Below is from 'http://my.opera.com/zomg/blog/2007/09/17/singleton-pattern-vs-static-classes'
Singleton also gives a reference/pointer to the class instance. You can then pass this reference as a parameter for some other function for example. If you were using static classes, the other function would have to use the class statically too and if you ever needed to change the behavior, you would need to rewrite parts of that function too instead of just having the first one pass a different class as the parameter.
There's also an another side to the reference thing. If you use the reference in your class and decide that you won't need a singleton anymore, but a normal class, you will just need to change the behavior of the class itself and perhaps replace the line which gets an instance of it to constructing a new one or such. If you were using a static class, you would have to rewrite a lot of the code to use the new reference to the class instead of the static class name. A singleton class should also work almost out of the box as a normal class too. If you had a static class and wanted to convert it to a normal one, you would have to rewrite many parts of it.
You can't extend static classes, but singletons you can. Except it doesn't work very well in PHP due to some issues with static method inheritance, but it's not the only language in the world and it can be done but slightly hackily.
So if we think about it with all this, why would you use static classes at all?

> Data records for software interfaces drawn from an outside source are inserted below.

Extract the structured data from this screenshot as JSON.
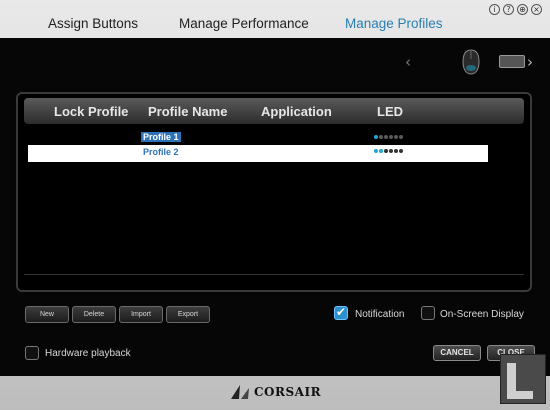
{
  "tabs": [
    {
      "label": "Assign Buttons"
    },
    {
      "label": "Manage Performance"
    },
    {
      "label": "Manage Profiles",
      "active": true
    }
  ],
  "window_icons": [
    "info-icon",
    "help-icon",
    "globe-icon",
    "close-icon"
  ],
  "device_strip": {
    "prev_icon": "chevron-left-icon",
    "next_icon": "chevron-right-icon",
    "devices": [
      "mouse-icon",
      "keyboard-icon"
    ]
  },
  "table": {
    "columns": [
      "Lock Profile",
      "Profile Name",
      "Application",
      "LED"
    ],
    "rows": [
      {
        "name": "Profile 1",
        "selected": true,
        "led_level": 1,
        "led_total": 6
      },
      {
        "name": "Profile 2",
        "selected": false,
        "led_level": 2,
        "led_total": 6
      }
    ]
  },
  "actions": {
    "new": "New",
    "delete": "Delete",
    "import": "Import",
    "export": "Export"
  },
  "options": {
    "notification": {
      "label": "Notification",
      "checked": true
    },
    "osd": {
      "label": "On-Screen Display",
      "checked": false
    },
    "hardware_playback": {
      "label": "Hardware playback",
      "checked": false
    }
  },
  "buttons": {
    "cancel": "CANCEL",
    "close": "CLOSE"
  },
  "brand": {
    "name": "CORSAIR"
  },
  "colors": {
    "accent": "#2d72b8",
    "led_on": "#1ca9d4",
    "panel": "#060606"
  }
}
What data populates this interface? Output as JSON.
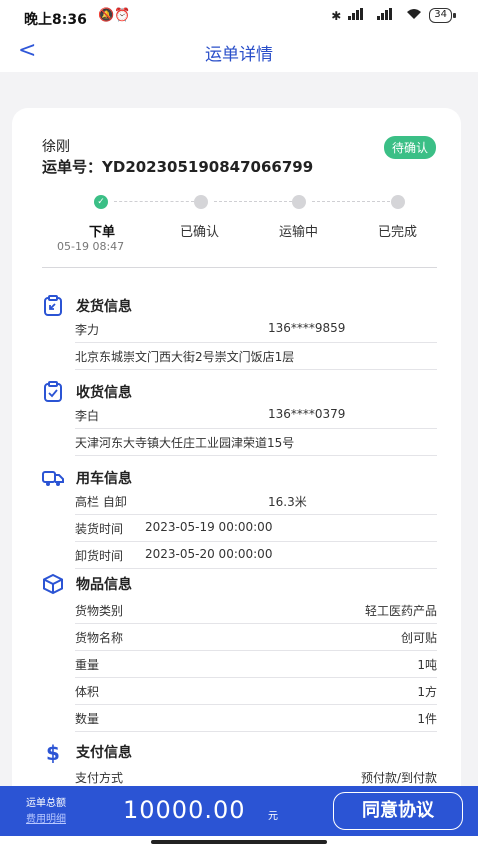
{
  "status": {
    "time": "晚上8:36",
    "left_icons": "🔕⏰",
    "battery": "34"
  },
  "nav": {
    "back": "<",
    "title": "运单详情"
  },
  "order": {
    "consignee": "徐刚",
    "waybill": "运单号：YD202305190847066799",
    "status_badge": "待确认",
    "steps": [
      "下单",
      "已确认",
      "运输中",
      "已完成"
    ],
    "step_time": "05-19 08:47",
    "current_step": 1
  },
  "sections": {
    "shipping": {
      "title": "发货信息",
      "name": "李力",
      "phone": "136****9859",
      "address": "北京东城崇文门西大街2号崇文门饭店1层"
    },
    "receiving": {
      "title": "收货信息",
      "name": "李白",
      "phone": "136****0379",
      "address": "天津河东大寺镇大任庄工业园津荣道15号"
    },
    "vehicle": {
      "title": "用车信息",
      "type": "高栏 自卸",
      "length": "16.3米",
      "load_label": "装货时间",
      "load_time": "2023-05-19 00:00:00",
      "unload_label": "卸货时间",
      "unload_time": "2023-05-20 00:00:00"
    },
    "goods": {
      "title": "物品信息",
      "rows": [
        {
          "label": "货物类别",
          "value": "轻工医药产品"
        },
        {
          "label": "货物名称",
          "value": "创可贴"
        },
        {
          "label": "重量",
          "value": "1吨"
        },
        {
          "label": "体积",
          "value": "1方"
        },
        {
          "label": "数量",
          "value": "1件"
        }
      ]
    },
    "payment": {
      "title": "支付信息",
      "method_label": "支付方式",
      "method": "预付款/到付款"
    }
  },
  "footer": {
    "total_label": "运单总额",
    "fee_link": "费用明细",
    "amount": "10000.00",
    "unit": "元",
    "agree_button": "同意协议"
  },
  "colors": {
    "primary": "#2b54d4",
    "success": "#3bbf86"
  }
}
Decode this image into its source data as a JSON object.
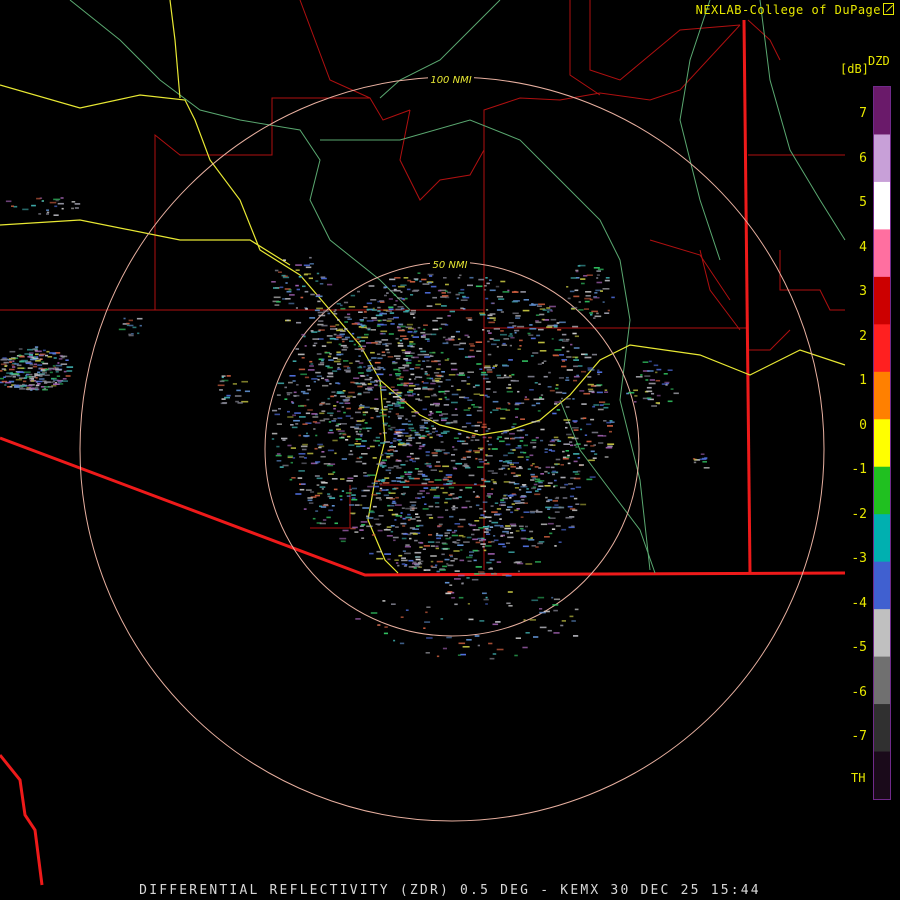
{
  "credit": "NEXLAB-College of DuPage",
  "legend": {
    "product": "DZD",
    "unit": "[dB]",
    "ticks": [
      "7",
      "6",
      "5",
      "4",
      "3",
      "2",
      "1",
      "0",
      "-1",
      "-2",
      "-3",
      "-4",
      "-5",
      "-6",
      "-7"
    ],
    "th_label": "TH",
    "colors": [
      "#6a1a6a",
      "#c8a0d8",
      "#ffffff",
      "#ff6fa0",
      "#cc0000",
      "#ff2020",
      "#ff8000",
      "#ffff00",
      "#20c020",
      "#00b0b0",
      "#4060d0",
      "#c0c0c0",
      "#707070",
      "#303030",
      "#1a0a1a"
    ]
  },
  "range_rings": [
    "100 NMI",
    "50 NMI"
  ],
  "footer": "DIFFERENTIAL REFLECTIVITY (ZDR) 0.5 DEG - KEMX 30 DEC 25 15:44"
}
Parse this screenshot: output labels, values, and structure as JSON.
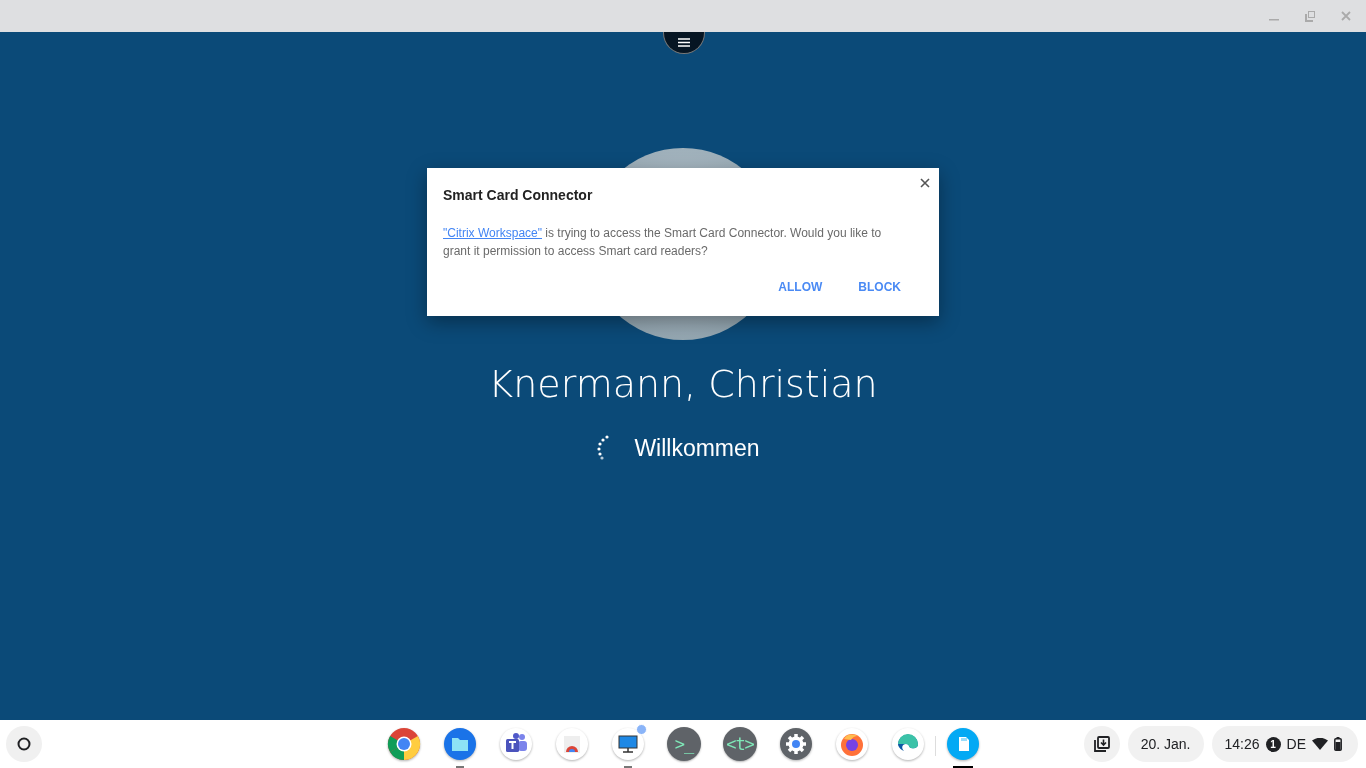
{
  "login": {
    "user_name": "Knermann, Christian",
    "greeting": "Willkommen"
  },
  "dialog": {
    "title": "Smart Card Connector",
    "link": "\"Citrix Workspace\"",
    "message": " is trying to access the Smart Card Connector. Would you like to grant it permission to access Smart card readers?",
    "buttons": [
      "ALLOW",
      "BLOCK"
    ]
  },
  "shelf": {
    "apps": [
      {
        "kind": "chrome",
        "running": false,
        "active": false,
        "notification": false
      },
      {
        "kind": "files",
        "running": true,
        "active": false,
        "notification": false
      },
      {
        "kind": "teams",
        "running": false,
        "active": false,
        "notification": false
      },
      {
        "kind": "webstore",
        "running": false,
        "active": false,
        "notification": false
      },
      {
        "kind": "remote-desktop",
        "running": true,
        "active": false,
        "notification": true
      },
      {
        "kind": "terminal",
        "running": false,
        "active": false,
        "notification": false,
        "glyph": ">_"
      },
      {
        "kind": "text-editor",
        "running": false,
        "active": false,
        "notification": false,
        "glyph": "<t>"
      },
      {
        "kind": "settings",
        "running": false,
        "active": false,
        "notification": false
      },
      {
        "kind": "firefox",
        "running": false,
        "active": false,
        "notification": false
      },
      {
        "kind": "edge",
        "running": false,
        "active": false,
        "notification": false
      },
      {
        "kind": "smart-card",
        "running": true,
        "active": true,
        "notification": false
      }
    ],
    "date": "20. Jan.",
    "time": "14:26",
    "notification_count": "1",
    "keyboard_layout": "DE"
  }
}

They have their uses too - For example for library code they can be nice, such as the static System.Math class in C#.